Chinese business tycoon Wang Jianlin (fi fth from right), chairman of Wanda Group, holds a signing ceremony in Hollywood Monday night to rebate 40 percent of expenditures by US fi lm production companies spent in Qingdao Wanda Studios in order to encourage more fi lm companies to do their productions in China. Los Angles Mayor Eric Garcetti (sixth from right) was on hand. Li Ge / China Daily
China's richest man tells studio execs and agency heads what kind of movies his land is looking for
Get back to storytelling in your movies instead of producing so many sequels and films loaded with special effects. China will become the world's No 1 box office so put more "Chinese elements" in your movies. And profit, not politics, is behind his buying spree in Hollywood and his new move to lure movie making to China.
Those were among the messages delivered on Monday evening in Los Angeles by Wang Jianlin, China's richest man and the head of real estate-media conglomerate Dalian Wanda Group, to an invitation-only audience that included US studio executives and agency chiefs, as well as Chinese.
Along with the advice, criticism and praise of Hollywood, the 61-year-old billionaire used the Wanda-hosted event at the Los Angeles County Museum to unveil a 40 percent production rebate to lure movie and television shows to shoot at his new "movie metropolis" in the city of Qingdao. The company has set up a five-year, $750 million fund with the Qingdao government to give the rebates.
"This metropolis will actually increase opportunities for Hollywood," Wang said. "This is an opportunity for Hollywood, not competition for Hollywood."
Wang said his acquisition of US entertainment businesses and his call for more "Chinese elements" in Hollywood movies was motivated by business, not politics. "There is no political point of view," he said. "I am a businessman."
Wang made a similar comment in an interview with The New York Times that was published on Tuesday. Responding to criticism from a member of Congress that Wanda's entertainment buying spree in the US is a propaganda threat and should be subject to more Justice Department scrutiny, Wang said that it's "not like we are invading", adding that Wanda's goal involves "helping" American film companies "to get more market share in the emerging movies market that is China".
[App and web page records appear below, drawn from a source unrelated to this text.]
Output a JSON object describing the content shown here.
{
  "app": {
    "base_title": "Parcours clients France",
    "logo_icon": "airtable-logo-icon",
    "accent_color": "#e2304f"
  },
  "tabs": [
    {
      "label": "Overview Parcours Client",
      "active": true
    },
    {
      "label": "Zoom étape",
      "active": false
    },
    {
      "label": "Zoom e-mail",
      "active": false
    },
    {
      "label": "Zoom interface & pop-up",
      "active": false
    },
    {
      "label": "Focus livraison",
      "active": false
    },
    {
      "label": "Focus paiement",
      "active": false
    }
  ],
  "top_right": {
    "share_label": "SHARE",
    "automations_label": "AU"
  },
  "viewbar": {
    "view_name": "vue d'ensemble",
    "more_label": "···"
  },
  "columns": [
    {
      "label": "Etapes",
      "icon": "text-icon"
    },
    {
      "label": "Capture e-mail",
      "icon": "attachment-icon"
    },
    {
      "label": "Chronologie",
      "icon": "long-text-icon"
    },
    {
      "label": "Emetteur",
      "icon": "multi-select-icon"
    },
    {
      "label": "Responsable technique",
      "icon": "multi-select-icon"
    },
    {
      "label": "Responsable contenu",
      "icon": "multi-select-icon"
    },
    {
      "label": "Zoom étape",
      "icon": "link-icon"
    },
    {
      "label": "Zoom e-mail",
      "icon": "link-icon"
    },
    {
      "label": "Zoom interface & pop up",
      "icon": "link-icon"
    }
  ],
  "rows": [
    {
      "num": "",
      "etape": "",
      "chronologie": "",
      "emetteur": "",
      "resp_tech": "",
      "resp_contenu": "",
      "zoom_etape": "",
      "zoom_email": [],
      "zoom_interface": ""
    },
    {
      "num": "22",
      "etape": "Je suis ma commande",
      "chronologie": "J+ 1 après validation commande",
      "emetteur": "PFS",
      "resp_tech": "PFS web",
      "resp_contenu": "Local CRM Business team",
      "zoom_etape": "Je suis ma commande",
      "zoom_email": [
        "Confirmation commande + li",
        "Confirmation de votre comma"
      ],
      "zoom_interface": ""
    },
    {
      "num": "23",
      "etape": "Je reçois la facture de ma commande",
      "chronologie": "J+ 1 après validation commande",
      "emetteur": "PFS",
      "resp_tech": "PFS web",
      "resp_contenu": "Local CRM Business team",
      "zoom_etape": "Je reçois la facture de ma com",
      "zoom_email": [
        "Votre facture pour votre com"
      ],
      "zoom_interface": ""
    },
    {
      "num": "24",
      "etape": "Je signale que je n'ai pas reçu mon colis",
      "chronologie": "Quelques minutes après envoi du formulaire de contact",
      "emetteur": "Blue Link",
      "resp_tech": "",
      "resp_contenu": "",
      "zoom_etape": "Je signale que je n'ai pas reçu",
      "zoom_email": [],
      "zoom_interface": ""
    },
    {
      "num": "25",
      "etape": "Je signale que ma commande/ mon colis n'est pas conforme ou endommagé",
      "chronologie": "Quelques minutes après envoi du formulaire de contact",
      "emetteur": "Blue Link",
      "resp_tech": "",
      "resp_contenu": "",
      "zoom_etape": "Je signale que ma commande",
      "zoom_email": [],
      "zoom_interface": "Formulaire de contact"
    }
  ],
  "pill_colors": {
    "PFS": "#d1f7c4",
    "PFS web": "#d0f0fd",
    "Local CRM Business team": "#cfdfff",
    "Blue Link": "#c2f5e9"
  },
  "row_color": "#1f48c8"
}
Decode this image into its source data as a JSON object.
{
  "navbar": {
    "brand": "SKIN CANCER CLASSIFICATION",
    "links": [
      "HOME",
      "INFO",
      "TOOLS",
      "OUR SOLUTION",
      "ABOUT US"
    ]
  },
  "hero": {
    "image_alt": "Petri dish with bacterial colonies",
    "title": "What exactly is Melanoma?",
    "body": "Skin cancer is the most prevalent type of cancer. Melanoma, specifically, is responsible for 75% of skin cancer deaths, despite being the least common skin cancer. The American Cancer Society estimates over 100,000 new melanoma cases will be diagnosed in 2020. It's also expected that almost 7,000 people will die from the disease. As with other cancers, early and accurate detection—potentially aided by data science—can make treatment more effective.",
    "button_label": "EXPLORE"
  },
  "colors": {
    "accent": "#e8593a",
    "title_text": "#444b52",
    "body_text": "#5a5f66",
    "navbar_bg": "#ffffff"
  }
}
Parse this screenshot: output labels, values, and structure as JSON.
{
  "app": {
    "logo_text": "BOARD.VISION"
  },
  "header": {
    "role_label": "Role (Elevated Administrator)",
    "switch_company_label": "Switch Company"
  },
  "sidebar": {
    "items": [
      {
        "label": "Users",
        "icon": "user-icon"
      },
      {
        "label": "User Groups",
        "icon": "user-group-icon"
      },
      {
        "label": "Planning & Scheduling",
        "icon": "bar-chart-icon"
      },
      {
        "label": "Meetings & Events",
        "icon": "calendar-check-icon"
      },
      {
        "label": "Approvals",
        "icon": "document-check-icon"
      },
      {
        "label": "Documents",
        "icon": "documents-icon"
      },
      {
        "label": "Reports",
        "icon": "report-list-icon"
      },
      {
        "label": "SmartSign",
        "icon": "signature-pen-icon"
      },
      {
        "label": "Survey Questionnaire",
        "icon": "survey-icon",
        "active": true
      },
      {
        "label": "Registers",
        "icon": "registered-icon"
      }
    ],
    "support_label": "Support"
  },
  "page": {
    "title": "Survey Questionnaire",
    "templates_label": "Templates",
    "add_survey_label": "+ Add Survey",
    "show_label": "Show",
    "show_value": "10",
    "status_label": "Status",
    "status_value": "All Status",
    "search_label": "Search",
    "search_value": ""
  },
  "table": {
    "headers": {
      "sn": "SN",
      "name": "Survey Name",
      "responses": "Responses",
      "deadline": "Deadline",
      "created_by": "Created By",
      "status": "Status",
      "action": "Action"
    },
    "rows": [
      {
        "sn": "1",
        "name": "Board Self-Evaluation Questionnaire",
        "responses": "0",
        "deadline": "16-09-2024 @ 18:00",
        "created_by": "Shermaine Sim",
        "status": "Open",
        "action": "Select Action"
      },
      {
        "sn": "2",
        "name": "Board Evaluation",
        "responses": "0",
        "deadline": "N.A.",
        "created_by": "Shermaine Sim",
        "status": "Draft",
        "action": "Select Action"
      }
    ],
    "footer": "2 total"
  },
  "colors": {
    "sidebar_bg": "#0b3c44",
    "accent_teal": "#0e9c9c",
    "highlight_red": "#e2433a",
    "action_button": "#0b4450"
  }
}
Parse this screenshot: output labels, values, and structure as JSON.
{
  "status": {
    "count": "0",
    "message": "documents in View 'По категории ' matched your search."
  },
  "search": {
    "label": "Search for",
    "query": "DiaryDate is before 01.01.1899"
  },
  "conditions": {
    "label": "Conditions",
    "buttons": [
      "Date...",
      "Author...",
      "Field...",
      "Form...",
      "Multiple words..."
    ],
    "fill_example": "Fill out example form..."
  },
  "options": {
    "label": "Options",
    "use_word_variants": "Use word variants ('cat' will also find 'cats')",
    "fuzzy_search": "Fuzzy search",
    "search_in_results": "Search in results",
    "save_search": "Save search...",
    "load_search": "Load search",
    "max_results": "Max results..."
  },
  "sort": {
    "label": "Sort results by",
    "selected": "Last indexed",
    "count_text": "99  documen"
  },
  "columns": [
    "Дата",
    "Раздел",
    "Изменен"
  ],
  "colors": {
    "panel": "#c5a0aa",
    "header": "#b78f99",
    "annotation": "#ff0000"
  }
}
He also told the newspaper that Wanda remains interested in buying more Hollywood companies as it seeks growth, including a major studio. "If it is a very good company", he said, there will be "no ceiling" for the price offered.
In his remarks to studio executives, translated by an interpreter, Wang praised Hollywood, saying the Chinese are "students" of the industry, but also said studios rely too much on turning out sequels and films laden with special effects. "We have to make Hollywood go back to storytelling," he said.
And Wang gave some advice. He said China's box office, now number two behind the US, will inevitably become the world's biggest and that filmmakers need to understand how to appeal to the nation's moviegoers. "You cannot try to just make money in the Chinese market and disregard Chinese tastes," Wang said.